Mank, drunk off his ass, crashes the party and commands center stage, embarrassing everyone as he slurs out the plot of his new screenplay, which we’re meant to recognize as an early version of Citizen Kane, thus making the argument for Mankiewicz’s prior claim of authorship over Welles. This version of Citizen Kane though is all mixed up with Don Quixote and is also supposed to indict the toxic interdependence of Hearst and Mayer’s business relationship, working in tandem to make and break film industry careers as well as decide who gets to be governor of California.

The scene ends when Mankiewicz pukes on the floor. This actually did happen to Mankiewicz at some Hollywood gathering, prompting one of Mankiewicz’s famous ad-libs when he said to the etiquette-conscious host regarding him in horror, “Don’t worry, the white wine came up with the fish.”

The dinner party scene is a garbled mess, though Fincher seems to have lavished elaborate care upon it. It’s hard to know what exactly he was going for, when the result is cumbersomely shot and paced like a funeral.
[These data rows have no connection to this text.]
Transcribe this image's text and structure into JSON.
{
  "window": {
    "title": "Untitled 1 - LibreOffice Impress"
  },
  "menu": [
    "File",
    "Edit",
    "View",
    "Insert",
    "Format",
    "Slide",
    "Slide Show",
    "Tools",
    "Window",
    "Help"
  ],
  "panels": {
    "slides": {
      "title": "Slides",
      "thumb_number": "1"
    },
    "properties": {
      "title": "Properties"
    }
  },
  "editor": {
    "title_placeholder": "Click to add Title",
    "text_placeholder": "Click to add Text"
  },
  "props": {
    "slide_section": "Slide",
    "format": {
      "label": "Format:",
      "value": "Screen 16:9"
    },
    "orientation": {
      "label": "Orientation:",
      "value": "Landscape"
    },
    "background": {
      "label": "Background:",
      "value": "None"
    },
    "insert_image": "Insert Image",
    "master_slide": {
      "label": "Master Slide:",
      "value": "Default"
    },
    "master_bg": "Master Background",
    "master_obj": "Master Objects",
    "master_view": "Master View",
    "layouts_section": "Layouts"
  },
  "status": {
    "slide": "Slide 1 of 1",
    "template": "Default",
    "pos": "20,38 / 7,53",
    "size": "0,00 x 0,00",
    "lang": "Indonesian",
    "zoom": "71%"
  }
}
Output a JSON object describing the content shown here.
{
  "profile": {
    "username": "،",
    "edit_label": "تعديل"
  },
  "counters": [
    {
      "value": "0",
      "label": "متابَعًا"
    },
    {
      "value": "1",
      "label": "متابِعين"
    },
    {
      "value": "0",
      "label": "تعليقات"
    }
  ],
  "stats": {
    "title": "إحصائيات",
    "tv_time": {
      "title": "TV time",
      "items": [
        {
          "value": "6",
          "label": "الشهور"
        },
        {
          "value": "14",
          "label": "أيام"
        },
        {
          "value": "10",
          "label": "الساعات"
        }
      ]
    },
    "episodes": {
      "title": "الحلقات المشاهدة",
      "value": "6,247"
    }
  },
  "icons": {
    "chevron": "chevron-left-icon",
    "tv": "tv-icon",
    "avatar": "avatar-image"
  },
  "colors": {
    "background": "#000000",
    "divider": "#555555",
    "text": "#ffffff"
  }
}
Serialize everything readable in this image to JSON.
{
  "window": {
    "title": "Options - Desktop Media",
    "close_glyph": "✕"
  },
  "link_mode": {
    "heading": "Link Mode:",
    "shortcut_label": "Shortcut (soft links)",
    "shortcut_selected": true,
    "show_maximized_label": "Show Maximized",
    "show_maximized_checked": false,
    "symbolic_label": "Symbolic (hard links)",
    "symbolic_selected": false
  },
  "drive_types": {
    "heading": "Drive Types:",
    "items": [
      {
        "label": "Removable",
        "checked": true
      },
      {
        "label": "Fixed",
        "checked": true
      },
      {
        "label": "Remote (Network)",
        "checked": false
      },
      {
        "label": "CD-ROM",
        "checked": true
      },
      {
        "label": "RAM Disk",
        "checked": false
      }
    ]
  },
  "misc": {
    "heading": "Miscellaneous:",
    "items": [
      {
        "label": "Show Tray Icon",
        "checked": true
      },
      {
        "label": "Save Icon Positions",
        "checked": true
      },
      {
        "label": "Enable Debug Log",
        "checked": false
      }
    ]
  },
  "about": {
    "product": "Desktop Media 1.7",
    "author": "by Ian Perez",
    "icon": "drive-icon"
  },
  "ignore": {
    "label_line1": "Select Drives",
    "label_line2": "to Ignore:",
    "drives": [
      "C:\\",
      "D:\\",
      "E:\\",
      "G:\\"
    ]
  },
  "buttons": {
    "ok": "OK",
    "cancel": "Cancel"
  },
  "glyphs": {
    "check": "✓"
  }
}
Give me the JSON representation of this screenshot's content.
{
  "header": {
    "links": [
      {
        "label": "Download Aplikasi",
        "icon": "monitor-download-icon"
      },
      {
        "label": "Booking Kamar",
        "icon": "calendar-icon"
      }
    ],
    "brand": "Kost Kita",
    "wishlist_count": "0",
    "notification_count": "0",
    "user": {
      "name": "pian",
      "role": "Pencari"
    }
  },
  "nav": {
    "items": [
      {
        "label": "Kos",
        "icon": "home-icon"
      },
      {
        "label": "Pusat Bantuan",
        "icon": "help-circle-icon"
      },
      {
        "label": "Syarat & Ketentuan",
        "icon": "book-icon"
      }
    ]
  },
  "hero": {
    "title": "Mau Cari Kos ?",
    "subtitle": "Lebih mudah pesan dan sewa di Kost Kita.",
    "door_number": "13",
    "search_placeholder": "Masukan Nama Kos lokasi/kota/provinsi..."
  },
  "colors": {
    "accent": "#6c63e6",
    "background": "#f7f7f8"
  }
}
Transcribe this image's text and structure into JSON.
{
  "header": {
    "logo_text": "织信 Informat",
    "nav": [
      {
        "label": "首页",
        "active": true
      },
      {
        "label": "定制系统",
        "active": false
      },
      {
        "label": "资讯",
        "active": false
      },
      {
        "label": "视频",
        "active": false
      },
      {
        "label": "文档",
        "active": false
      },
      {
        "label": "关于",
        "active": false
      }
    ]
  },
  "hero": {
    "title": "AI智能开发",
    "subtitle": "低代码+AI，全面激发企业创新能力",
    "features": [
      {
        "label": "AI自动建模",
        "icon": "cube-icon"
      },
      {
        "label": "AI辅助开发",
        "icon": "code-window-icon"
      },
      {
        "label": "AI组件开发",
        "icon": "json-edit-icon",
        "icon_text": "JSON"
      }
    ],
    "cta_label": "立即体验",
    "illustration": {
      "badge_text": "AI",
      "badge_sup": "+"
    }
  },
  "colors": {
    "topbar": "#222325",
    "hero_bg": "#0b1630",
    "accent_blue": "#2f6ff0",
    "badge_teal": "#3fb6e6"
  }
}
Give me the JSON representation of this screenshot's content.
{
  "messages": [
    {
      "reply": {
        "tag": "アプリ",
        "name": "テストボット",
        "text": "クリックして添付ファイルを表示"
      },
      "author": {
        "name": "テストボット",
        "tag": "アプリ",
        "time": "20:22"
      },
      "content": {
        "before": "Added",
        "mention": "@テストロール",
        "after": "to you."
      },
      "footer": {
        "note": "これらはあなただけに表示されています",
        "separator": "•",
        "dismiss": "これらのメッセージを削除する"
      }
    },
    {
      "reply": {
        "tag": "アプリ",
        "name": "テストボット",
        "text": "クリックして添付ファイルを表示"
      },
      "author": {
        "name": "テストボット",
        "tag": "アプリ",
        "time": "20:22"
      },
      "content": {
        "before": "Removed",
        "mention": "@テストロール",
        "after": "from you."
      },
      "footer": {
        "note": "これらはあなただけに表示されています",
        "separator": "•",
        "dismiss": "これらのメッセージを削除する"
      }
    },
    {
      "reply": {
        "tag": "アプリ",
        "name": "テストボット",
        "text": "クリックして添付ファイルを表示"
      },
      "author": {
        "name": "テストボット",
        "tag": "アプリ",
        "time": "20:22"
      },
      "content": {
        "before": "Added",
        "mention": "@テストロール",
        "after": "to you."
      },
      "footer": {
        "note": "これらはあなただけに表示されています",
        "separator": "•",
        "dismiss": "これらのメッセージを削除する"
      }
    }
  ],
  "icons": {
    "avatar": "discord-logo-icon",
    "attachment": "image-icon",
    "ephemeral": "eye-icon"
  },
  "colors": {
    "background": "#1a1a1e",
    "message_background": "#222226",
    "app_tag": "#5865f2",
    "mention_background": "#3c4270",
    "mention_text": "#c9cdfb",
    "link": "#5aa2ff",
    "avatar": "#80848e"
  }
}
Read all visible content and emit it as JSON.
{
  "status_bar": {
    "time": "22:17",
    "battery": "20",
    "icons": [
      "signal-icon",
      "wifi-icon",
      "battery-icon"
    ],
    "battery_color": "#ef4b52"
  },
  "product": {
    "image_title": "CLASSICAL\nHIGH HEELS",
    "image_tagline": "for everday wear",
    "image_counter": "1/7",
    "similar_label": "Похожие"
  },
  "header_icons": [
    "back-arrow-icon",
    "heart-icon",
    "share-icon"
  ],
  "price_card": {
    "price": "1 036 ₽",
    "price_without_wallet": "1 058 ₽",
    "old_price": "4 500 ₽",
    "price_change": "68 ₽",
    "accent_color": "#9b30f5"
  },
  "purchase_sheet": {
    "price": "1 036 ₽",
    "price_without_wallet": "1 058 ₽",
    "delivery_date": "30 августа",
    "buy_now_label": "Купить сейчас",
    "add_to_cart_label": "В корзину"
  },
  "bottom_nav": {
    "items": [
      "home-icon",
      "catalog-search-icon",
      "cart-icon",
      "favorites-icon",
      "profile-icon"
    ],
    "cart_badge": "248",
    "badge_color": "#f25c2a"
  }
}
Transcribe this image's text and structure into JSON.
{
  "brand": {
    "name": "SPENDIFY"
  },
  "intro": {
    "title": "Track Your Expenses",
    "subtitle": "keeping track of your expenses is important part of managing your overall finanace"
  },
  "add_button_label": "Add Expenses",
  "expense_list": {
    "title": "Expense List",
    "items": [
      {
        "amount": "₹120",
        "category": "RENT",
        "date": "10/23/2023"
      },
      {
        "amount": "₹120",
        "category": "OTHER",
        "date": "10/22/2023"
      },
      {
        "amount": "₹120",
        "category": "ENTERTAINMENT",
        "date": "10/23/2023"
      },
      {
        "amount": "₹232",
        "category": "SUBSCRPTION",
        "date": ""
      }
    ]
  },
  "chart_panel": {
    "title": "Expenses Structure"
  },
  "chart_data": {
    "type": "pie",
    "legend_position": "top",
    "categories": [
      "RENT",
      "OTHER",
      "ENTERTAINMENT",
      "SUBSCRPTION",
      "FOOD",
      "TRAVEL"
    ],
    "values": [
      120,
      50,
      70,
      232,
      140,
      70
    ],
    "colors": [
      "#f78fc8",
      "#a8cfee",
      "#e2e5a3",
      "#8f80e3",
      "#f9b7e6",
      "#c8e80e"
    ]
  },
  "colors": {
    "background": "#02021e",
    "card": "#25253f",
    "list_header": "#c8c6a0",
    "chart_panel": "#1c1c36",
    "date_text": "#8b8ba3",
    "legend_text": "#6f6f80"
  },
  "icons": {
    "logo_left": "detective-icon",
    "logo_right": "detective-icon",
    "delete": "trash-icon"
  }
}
I had lots of opportunities to pay attention to the extras in the scene, looking for a friend and former student of mine named Scarlet who happened to be playing Bette Davis dressed as a bearded lady. She gets a few extended shots in the background. (Hi Scarlet! You looked great! Shooting that scene must’ve been hell on the extras!)

Even if the script had been powerful — written by Fincher’s father Jack back in the 1990s, and carefully preserved by his son — the way it’s filmed is so blandly unmemorable, it would’ve done much to undercut it. The film’s lax flashback structure from Mankiewicz’s point-of-view seems to be in contrast to Citizen Kane’s dynamic flashback structure from multiple, contradictory points-of-view, just as Mank’s blah cinematography could be run alongside Citizen Kane to demonstrate what not to do with black-and-white film. Weird gimmicks like the “cigarette burns” in the upper right corner of the frame and soundtrack pops which characterized the movie projection process in 1941 are included in Mank to no real purpose other than to make you think momentarily that there’s been some mistake.

Both Mank and Citizen Kane feature legendary, tormented, contradictory men at the center of the narrative. But Mank is so insistent that its hero was a total mensch maddened by the vile power politics of Hollywood that it undercuts the fascination of Mankiewicz’s obsessive drinking, gambling, and wisecracking. All this stylistic and narrative evocation of Citizen Kane to no clear purpose is maybe the biggest irritation in a mass of Mank-related irritations.

The best advice is probably just to skip Mank, watch Citizen Kane (or Barton Fink), and read a biography of the Mankiewicz brothers. You’ll have a far better time.